On African soil
For its 50th-anniversary assembly, the World Council of Churches considered returning to Amsterdam, the site of its founding. But in the end the WCC decided to look to the future, not the past. "The future of Christianity and the future of the ecumenical movement is likely to be shaped and influenced more in regions like Africa and Latin America than in the northern regions," declared General Secretary Konrad Raiser at the opening session of the Eighth Assembly in Harare, Zimbabwe. "By the early part of the 21st century, Africa promises to be the continent with the largest Christian population."
In coming to southern Africa, the WCC also revisited a part of the globe in which it invested much of its energy in the 1970s and 1980s. Through its Program to Combat Racism, the WCC supported the black struggle against minority white rule in South Africa and Zimbabwe. It was understandable, then, that in an assembly focused mostly on internal organizational issues, the most electric moment was the surprise visit of South Africa's President Nelson Mandela, who thanked the WCC for its support and recalled how "the name of the WCC struck fear into the hearts of those who ruled our country during the inhuman days of apartheid."

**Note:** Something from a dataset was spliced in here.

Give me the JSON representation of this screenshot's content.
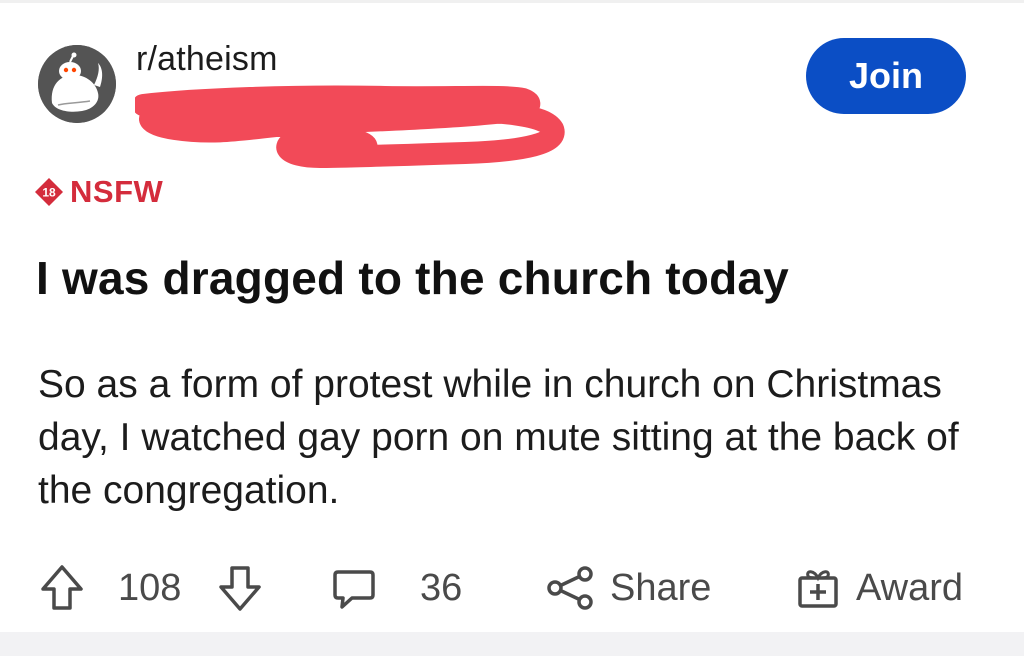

Zimbabwe's President Robert Mugabe also appeared before the assembly and cited what is perhaps the most controversial event in WCC history--its 1978 decision to provide a grant to the Patriotic Front of Zimbabwe, which was waging an armed struggle against white rule in what was then known as Rhodesia. Though the grant was designated for humanitarian aid, the fact that it offered indirect support for revolution provoked a storm of protest in the U.S. and elsewhere.
When asked about that grant, Raiser said he had no second thoughts. "I have never had doubt about the propriety and advisability of the grant." He added that Zimbabwe's ability since independence to "respect the rights of its white minority while giving equal rights to its black majority" confirmed the wisdom of the WCC's action.
Zimbabwe has indeed been one of the most promising of the postcolonial societies in Africa, with a solid infrastructure, productive agriculture, stable government and an absence of tribal rivalries. Harare itself is one of the most Western cities on the continent, and delegates--especially those who stayed in downtown hotels rather than in the spartan facilities of the University of Zimbabwe, the site of the assembly--suffered minimal amounts of culture shock.
But Zimbabwe has not escaped the problems that afflict the rest of the continent, including an AIDS epidemic that has infected one in five people; a drastically uneven distribution of land; a corrupt government; and massive government debt.
Calls for debt relief were plastered around the university campus, and the assembly heard personal appeals on the issue from Mandela and Mugabe. One could easily get the feeling that the cancellation of Third World debt was in the hands of the WCC. On the day the delegates left town, the Harare Herald hopefully proclaimed,"Christians to lobby for cancellation of debts."
The assembly's four-page document on debt declared current debt-management proposals inadequate and criticized the lending policies of the World Bank and the International Monetary Fund. "The diversion of resources from impoverished peoples in debtor countries to rich Western countries is a violation of human rights."
The statement did, however, acknowledge the problem of corruption, adding that "both lenders and borrowers must take responsibility for the debt crisis" and that "tough conditions should be imposed on debtor governments."
The much-touted shift of Christianity to the southern and eastern regions of the world is apparent in the new balance on the WCC's 158-member Central Committee, which governs the council in the seven years between assemblies. African churches will occupy 24 seats on the new committee, Asian churches 24--making the two regions roughly equal to the combined weight of the European churches (27 seats) and North American churches (22). The Orthodox churches hold 37 seats.
The financial sponsorship of the WCC remains almost exclusively Western, however. European churches supply 81 percent of the funding (with German churches accounting for about half that amount), and North Americans provide 16 percent. About half the member churches contribute no money at all.
Delegates faced a challenging gospel-and-culture issue in Africa when they considered the membership application of the Celestial Church of Christ in Nigeria. Members of the Celestial Church have been allowed to practice polygamy, and though newly ordained clergy have been barred from the practice since 1986, older clergy continue to live in polygamous unions.
Given that the Celestial Church adheres to the WCC's confession of Christ as Lord and savior, some delegates wondered how the church could be rejected for an ethical practice. Should ethical criteria be applied to other churches as well? Some Africans pointed out that when polygamous men are forced to choose one wife, their other wives often end up in poverty or prostitution.
The application was firmly rejected, but the vote was later ruled technically out of order; the issue was referred to the Central Committee.